Tate's love for music and words only increased by the time he got to high school. A cocktail of inconsistency and instability bounced him around multiple schools in the Baltimore area. He found an unlikely home at a Central York High School in York, Pennsylvania, where he learned to read music and play the saxophone. He also "rapped every day during those years and was getting good," but never considered it as a career.


Tate didn't finish at the high school in York, but he brought his skills back to Baltimore as a teenage father and slipped into the troubled aspects of culture that traps many young black men.

"I wasn't grindin' like I could have been," Tate says. "I wasn't really takin anything serious, just getting women, ridin' around in cars and chillin. And then my mom died and everything changed."

Tate's mom believed in his talents and thought that he could make it big as an artist and he made a promise to his mom: "After my mom died, I took rap serious.
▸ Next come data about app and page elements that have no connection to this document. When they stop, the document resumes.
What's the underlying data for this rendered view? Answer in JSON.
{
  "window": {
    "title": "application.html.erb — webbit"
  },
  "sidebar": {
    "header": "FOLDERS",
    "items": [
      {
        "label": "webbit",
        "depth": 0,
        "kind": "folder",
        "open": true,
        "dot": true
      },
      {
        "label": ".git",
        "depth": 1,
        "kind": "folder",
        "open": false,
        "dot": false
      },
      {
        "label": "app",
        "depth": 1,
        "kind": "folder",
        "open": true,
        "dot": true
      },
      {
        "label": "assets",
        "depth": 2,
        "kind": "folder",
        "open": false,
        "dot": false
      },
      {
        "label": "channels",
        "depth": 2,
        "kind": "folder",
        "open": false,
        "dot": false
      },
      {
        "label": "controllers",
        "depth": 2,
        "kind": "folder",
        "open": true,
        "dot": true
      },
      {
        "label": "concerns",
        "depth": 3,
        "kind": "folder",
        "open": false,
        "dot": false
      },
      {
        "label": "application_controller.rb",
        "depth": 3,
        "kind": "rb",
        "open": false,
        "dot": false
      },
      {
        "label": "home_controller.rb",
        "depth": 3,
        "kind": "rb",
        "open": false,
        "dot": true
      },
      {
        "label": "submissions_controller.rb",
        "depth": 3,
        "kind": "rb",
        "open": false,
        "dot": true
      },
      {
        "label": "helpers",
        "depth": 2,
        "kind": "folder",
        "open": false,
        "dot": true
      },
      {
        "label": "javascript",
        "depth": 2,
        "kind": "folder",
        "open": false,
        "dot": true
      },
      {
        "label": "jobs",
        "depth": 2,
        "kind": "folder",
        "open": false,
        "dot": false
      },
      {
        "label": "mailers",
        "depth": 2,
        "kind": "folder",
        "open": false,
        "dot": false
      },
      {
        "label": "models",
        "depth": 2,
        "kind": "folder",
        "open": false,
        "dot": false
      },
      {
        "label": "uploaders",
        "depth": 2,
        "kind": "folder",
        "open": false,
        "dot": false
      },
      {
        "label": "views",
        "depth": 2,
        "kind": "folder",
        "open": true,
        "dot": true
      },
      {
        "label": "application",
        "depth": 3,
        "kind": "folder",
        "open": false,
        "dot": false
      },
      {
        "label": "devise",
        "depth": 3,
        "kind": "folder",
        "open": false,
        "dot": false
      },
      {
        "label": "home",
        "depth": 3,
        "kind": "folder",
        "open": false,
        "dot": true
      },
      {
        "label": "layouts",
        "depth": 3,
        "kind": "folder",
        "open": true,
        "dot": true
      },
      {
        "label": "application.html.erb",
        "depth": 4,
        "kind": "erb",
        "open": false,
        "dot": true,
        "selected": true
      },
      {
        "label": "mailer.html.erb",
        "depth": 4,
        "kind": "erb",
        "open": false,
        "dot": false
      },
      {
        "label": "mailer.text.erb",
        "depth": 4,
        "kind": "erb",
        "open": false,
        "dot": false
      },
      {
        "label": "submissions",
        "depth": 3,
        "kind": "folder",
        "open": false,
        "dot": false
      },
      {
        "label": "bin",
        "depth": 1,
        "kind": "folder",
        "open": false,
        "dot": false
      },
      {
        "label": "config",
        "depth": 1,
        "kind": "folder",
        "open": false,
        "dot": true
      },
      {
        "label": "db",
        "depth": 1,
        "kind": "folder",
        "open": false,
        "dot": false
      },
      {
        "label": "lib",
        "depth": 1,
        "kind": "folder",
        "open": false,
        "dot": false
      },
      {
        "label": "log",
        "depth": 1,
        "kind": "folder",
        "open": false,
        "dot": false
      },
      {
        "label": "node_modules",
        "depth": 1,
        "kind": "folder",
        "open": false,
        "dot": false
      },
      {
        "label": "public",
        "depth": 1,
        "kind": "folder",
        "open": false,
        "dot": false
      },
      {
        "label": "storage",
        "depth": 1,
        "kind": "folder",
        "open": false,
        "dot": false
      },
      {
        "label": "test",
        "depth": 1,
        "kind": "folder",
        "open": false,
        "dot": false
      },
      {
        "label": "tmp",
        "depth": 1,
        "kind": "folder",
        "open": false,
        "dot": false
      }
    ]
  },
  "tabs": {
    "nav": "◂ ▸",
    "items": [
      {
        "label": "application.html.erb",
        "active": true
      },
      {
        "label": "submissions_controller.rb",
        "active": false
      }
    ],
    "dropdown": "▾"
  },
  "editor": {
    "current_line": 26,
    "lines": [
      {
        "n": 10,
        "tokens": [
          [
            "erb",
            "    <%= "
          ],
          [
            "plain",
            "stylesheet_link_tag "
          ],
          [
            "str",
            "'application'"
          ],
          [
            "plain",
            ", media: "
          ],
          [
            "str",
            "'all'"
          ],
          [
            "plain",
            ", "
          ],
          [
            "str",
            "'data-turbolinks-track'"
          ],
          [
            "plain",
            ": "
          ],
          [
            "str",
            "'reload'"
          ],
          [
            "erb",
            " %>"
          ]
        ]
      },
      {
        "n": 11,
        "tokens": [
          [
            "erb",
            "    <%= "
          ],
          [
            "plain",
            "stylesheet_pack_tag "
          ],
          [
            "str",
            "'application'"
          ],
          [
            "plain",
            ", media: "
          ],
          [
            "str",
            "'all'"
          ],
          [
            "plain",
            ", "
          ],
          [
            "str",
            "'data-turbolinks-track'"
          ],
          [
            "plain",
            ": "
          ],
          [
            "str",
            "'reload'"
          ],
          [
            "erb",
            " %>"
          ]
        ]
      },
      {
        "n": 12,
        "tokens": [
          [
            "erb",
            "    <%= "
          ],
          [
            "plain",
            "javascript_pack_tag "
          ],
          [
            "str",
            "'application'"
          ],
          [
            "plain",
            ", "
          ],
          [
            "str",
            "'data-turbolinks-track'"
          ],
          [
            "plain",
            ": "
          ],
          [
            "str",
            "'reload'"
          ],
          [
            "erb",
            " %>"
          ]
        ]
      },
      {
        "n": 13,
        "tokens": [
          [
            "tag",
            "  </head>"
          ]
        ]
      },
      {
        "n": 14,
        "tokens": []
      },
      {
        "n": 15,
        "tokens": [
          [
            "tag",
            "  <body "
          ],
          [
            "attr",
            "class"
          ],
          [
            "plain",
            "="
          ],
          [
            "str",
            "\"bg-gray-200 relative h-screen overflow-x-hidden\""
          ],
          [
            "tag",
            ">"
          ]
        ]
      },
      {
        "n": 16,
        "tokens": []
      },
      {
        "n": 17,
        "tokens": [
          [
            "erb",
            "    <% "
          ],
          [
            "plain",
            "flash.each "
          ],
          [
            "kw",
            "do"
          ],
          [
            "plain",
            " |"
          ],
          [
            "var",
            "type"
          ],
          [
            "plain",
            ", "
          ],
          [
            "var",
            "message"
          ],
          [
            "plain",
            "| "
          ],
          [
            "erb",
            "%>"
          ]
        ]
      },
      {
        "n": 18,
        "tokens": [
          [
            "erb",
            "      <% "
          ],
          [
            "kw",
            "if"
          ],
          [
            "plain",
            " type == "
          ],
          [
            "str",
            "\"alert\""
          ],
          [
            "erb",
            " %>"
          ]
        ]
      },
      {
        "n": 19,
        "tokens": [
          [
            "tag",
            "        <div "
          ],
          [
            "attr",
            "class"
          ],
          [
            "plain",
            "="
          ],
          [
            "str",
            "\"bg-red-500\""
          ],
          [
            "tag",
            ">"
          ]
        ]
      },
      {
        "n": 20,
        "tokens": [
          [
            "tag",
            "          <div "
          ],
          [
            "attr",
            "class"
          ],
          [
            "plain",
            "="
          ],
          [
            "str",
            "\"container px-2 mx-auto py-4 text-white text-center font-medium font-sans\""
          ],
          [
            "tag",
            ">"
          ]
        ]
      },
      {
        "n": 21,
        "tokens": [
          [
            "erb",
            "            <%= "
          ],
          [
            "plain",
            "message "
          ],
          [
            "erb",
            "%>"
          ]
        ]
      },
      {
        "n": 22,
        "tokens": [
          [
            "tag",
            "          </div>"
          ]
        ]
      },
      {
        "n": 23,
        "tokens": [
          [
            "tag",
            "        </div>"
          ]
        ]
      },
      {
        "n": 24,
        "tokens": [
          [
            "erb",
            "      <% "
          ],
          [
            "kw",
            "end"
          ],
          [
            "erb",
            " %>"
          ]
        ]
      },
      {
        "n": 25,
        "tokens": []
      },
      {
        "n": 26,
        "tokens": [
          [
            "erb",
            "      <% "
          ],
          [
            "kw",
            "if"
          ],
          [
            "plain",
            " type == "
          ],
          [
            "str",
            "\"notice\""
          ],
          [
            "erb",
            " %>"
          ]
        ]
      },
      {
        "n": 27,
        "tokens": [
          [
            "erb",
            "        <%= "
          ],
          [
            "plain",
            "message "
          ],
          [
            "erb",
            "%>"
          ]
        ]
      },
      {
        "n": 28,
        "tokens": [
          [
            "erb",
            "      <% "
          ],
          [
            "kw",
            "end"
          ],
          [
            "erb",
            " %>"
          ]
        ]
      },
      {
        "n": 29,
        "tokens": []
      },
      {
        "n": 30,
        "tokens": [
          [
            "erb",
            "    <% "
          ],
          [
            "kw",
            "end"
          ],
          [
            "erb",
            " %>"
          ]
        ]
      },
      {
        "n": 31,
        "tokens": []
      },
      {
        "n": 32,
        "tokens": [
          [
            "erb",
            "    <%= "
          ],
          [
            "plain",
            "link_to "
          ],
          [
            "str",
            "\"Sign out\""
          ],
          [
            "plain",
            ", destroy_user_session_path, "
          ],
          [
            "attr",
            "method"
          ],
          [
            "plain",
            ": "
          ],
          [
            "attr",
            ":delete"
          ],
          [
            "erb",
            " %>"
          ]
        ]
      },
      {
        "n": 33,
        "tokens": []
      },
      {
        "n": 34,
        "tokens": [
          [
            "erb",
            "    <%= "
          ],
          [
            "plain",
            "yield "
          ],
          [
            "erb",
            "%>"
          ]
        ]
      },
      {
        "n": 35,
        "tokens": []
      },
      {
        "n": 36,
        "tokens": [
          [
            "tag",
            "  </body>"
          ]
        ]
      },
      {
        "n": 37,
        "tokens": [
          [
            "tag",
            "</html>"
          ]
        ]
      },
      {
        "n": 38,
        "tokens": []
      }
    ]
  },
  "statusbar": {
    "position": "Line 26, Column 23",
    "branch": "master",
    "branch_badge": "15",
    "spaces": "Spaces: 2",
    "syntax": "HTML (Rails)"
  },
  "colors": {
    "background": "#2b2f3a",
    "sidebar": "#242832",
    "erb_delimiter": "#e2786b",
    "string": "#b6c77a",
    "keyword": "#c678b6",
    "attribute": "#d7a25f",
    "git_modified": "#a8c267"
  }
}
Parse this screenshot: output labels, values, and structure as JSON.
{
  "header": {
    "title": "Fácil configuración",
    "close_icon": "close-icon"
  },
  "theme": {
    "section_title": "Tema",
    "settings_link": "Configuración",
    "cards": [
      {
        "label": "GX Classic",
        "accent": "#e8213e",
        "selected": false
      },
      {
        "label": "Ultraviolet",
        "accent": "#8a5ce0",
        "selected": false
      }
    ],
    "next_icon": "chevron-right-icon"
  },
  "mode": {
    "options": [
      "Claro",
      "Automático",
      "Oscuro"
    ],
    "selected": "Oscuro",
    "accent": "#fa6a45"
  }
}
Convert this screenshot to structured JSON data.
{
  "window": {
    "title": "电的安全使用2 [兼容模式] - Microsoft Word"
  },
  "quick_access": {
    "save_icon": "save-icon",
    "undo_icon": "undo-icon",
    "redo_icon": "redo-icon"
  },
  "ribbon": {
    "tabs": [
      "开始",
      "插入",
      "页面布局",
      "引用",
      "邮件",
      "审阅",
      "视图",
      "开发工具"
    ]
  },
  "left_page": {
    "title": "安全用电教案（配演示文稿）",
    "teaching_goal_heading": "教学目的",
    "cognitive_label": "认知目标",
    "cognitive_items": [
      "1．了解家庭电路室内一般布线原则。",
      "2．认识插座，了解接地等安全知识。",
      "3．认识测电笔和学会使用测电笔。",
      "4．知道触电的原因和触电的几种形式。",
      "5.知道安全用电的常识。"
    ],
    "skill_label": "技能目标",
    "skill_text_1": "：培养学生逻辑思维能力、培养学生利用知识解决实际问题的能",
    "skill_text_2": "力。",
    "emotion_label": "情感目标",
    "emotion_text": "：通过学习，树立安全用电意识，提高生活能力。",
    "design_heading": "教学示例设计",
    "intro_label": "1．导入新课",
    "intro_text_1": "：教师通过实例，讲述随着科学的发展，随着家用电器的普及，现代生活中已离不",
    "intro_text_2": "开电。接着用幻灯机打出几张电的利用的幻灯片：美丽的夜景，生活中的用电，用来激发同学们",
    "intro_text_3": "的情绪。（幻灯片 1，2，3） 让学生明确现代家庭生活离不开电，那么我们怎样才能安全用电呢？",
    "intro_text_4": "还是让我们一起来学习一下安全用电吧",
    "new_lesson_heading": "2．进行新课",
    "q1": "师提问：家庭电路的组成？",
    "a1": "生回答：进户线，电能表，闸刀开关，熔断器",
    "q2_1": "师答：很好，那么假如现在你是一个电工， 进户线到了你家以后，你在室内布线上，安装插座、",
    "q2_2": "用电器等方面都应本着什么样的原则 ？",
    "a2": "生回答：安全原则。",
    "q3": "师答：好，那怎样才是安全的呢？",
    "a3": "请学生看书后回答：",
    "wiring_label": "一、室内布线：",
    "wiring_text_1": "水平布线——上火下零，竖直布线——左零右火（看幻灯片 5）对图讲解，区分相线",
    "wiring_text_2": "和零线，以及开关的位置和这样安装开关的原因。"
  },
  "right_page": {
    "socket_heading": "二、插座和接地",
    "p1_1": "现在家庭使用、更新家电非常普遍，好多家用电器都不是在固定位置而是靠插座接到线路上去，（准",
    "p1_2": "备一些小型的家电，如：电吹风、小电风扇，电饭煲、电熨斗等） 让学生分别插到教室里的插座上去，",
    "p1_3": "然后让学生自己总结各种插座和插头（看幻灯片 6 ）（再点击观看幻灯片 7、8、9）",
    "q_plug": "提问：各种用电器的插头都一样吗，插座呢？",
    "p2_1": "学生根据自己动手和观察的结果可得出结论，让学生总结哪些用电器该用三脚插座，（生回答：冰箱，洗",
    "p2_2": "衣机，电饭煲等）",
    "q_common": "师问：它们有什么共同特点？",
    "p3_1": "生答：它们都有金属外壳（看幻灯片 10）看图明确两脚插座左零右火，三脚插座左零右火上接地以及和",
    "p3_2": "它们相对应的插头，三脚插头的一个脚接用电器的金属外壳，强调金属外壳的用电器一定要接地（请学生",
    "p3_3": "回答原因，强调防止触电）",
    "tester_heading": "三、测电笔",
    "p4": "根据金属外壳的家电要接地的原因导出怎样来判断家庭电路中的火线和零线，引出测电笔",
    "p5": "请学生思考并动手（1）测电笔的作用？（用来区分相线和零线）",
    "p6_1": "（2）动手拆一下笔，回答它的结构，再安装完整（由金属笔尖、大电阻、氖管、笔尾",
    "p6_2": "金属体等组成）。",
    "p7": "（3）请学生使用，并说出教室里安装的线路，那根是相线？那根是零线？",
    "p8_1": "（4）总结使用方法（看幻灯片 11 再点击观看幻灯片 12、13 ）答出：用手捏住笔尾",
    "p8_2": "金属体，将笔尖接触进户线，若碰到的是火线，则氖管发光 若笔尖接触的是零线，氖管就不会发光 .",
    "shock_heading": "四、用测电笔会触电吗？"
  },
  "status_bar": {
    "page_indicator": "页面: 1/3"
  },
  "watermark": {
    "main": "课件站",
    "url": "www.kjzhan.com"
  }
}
I started making my best music, music that was so good, that my team and I knew labels had to start reaching out."

A rack of labels showed interest in Tate; Kevin Liles, Baltimore native and one of 300 Entertainment founders, won Tate over. Now Tate is working on his first studio album. The untitled project is set to be released next year. He has dreams of putting Baltimore on the map, creating opportunity for every person in the city who dreams of touching a mic: "Helping people come up is important to me, I want that to be a huge part of my career. I truly believe that everybody can eat."

As we wrapped up, we joked about "crabs in a barrel," that whole idea that Baltimore people pull each other down instead of being a plug or a resource for their fellow artists. I told Tate that a barrel isn't a crab's natural habitat, and maybe those crabs are just protecting their fellow crab-brothers from that steaming pot on the other side. We went half on a laugh, and agreed that either way, we are responsible for putting our people on.

"I'm not even close to rich, but I look out for everyone. I want to see everyone win! Especially from Baltimore," Tate says.


That's my biggest fear for Tate. That his heart might overpower or even prevent him from being successful. So many people who dedicated their lives to putting on never come up in the crabs-in-a-barrel conversation. They're the ones who only receive their just due after they passed or interest in them has faded. You give, give, give and rarely receive anything in return but some slight praise from people who are also in the race to suck you dry.

Prayerfully, Tate can avoid that because he definitely has the skills to be a great. I hope his opportunities out live the opportunists.